━━ RECORD EXCERPTS ━━

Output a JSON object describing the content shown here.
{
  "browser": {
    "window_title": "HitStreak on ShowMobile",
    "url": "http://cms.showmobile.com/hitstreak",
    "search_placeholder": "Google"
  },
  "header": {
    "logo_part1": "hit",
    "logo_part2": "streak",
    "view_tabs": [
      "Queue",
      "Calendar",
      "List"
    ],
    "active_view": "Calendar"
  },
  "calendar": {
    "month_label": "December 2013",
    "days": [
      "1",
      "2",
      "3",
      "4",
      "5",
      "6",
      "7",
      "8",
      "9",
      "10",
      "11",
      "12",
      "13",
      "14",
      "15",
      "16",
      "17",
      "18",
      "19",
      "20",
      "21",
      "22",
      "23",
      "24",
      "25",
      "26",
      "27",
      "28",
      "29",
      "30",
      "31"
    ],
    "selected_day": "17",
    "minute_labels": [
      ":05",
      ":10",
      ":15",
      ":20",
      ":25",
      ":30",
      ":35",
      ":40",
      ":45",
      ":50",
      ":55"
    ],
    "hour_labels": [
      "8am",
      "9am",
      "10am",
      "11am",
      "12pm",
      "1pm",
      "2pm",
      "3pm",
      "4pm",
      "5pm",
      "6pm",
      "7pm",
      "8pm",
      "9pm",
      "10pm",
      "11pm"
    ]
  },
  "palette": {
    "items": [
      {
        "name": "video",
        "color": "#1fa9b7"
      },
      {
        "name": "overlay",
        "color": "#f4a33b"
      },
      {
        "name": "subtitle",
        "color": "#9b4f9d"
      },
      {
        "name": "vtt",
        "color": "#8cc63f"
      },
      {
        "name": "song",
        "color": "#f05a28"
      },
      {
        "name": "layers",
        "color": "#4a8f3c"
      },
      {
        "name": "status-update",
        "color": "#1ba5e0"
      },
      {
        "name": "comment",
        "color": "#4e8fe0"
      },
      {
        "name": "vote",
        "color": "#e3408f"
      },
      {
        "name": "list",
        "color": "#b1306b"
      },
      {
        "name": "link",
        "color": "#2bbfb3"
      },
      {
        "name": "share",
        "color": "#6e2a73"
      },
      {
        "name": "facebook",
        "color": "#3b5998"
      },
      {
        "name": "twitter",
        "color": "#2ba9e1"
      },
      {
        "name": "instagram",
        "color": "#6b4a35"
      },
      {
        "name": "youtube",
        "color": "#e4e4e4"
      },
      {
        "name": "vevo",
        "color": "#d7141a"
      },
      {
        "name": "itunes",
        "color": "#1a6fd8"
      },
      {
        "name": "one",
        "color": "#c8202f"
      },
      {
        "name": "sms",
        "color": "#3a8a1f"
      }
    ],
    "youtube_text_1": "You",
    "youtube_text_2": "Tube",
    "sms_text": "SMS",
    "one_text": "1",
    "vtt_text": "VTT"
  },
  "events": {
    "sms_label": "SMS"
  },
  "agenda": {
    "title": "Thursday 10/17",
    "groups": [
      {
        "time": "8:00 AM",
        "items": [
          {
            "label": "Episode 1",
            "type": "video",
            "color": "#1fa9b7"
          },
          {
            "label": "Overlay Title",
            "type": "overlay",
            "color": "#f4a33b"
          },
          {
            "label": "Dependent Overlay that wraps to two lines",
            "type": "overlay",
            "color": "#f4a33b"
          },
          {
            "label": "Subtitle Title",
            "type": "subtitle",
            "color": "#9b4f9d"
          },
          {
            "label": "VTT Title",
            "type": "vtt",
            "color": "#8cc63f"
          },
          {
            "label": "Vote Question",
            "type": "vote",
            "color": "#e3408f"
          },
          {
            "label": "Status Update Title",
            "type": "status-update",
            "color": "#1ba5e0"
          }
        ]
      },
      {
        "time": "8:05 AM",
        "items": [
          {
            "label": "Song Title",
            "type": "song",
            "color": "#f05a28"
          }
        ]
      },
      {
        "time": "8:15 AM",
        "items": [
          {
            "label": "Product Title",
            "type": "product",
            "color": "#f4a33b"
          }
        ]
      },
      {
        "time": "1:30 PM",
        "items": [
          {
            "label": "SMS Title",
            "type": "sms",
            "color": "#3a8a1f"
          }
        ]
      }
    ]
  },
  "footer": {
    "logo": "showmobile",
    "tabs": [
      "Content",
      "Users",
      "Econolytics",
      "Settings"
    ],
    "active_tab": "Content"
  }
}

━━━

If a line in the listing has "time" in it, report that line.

- _RESPONSE BELOW_
        "time": "8:00 AM",
        "time": "8:05 AM",
        "time": "8:15 AM",
        "time": "1:30 PM",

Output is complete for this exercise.